Thanks to my friendship with Monica, I started to connect with a small circle of Rush fans that I hadn't even known existed. Monica would get news from Mick and other fans, and then she'd pass it along to me, usually during lunchtime phone calls. After years of only getting stories from a few magazines (Circus and Hit Parader), and sometimes MTV, I was inundated with information. I was a happy fan!
Fast forward to 2002 on the eve of Rush's first show in five years. Monica and I had flown from Seattle -- later to be joined by Keith Greenard from British Columbia.

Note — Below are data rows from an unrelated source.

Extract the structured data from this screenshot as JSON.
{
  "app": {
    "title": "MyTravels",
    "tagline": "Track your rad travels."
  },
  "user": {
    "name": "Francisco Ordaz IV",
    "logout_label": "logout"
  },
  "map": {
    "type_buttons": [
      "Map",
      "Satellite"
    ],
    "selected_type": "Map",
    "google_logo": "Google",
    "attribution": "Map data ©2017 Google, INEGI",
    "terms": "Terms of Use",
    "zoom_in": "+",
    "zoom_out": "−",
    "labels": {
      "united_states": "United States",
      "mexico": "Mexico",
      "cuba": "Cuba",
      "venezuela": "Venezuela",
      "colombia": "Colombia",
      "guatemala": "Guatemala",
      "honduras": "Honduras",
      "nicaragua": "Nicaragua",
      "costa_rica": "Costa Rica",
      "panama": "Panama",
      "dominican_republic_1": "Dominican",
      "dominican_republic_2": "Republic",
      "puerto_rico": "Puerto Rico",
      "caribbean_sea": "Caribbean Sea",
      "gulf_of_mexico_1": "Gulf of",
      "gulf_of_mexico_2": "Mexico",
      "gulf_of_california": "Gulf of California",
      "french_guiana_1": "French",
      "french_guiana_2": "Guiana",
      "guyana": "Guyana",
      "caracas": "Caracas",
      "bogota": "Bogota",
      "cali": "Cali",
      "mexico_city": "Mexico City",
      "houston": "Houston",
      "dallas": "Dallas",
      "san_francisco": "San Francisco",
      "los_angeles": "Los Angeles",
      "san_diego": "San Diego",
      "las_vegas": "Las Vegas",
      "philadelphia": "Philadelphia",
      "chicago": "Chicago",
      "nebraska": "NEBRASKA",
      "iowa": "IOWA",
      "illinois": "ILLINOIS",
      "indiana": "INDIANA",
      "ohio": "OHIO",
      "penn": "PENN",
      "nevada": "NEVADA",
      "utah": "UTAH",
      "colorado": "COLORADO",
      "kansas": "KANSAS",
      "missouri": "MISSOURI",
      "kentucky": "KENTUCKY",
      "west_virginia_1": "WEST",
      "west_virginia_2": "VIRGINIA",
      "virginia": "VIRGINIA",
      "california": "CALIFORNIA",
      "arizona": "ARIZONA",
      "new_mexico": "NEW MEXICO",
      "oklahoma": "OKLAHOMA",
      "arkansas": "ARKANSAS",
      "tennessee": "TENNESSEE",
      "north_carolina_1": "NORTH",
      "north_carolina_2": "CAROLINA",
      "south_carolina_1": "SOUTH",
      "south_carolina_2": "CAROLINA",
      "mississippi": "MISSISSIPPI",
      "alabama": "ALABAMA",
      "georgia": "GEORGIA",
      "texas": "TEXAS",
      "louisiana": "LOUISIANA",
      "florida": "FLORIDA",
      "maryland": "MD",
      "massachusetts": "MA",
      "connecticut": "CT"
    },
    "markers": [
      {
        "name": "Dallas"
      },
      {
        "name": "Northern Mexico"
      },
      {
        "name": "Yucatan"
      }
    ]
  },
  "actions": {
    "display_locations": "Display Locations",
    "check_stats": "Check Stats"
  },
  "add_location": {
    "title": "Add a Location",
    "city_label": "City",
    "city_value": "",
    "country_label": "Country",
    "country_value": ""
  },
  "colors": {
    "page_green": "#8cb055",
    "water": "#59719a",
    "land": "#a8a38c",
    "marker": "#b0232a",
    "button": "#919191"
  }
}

Mick and a group of European fans were also flying across the Atlantic to see Rush's return.
I still remember that many people almost didn't make it to the first show (and some probably didn't). A wicked series of thunderstorms hit the east coast and south the night before the show, throwing all air travel into chaos. Many fans ended up arriving in the middle of the night (like Keith Greenard), and some (like Mick, if I remember correctly) had to rent cars and drive from other states or cities. I remember thinking that nothing was going to stop these Rush fans!
On the day of the show, thunderstorms and heavy rain marched through Hartford. About an hour or two before showtime, I watched as lightning flashed near the venue, where thousands of Rush fans were "tailgating" before the show. Thunder exploded. Rain poured.
And then the sun came out. There were double rainbows. The symbolism of the weather, especially following the darkness of the past five years, wasn't lost on many fans.
In the whirlwind before and after those first two shows, I didn't have much time to chat with Mick. But I could tell from our brief interactions that he was a genuine and caring person, and definitely a force of good for Rush -- at a time when it wasn't cool to be a fan.
Photo: June 29, 2002: Mick (third from right with 2112 shirt) and the European fans, after the Vapor Trails Scranton show
Neil Peart also commented on how Rush appreciated Mick's enthusiasm. In his letter in Issue 10, Neil wrote:
It is gratifying to see that our music has reached someone strongly enough to spur them into thought, and especially -- action. It must be true that the ultimate goal of any artist is to make someone else respond to the work as strongly as you felt about it. And if you can provoke thought, or even action, you have surely done a lot.
Sadly, not long after those shows, Mick passed away suddenly on
August 2002 July 31, 2002. I still remember getting the call from Monica at work. We were both in shock. The Spirit of Rush continued for a few more issues, but after #63 was published, they closed their doors.
But if there's a silver lining here, it's that Mick had planted a seed. He was one of the people who inspired me to share my love of Rush and, in particular, Neil Peart's drumming and writing, with the world. In 2004, I started this website. And I watched many other great Rush fan sites start up, including Cygnus-X1.net.
Photo: June 29, 2002: Before the Vapor Trails show in Scranton, PA. Mick is second from right, wearing the 2112 shirt. Also in photo: Keith Greenard (far right), Monica Z, Bill (B-Man) Banasiewicz (to the left of Monica), and AndyO (red shirt and sunglasses).
I want to thank John Patuto at Cygnus-X1.net for sharing Mick's legacy on his site. Being a webmaster myself, I can tell you that there's a lot of work that goes into a project like this, and John's done a great job!
Fixed typo in Neil's letter to Mick. Updated other sections for flow.
Corrected the date of Mick's death to July 31, 2002, not August 2002.
Added screenshot of Issue #10.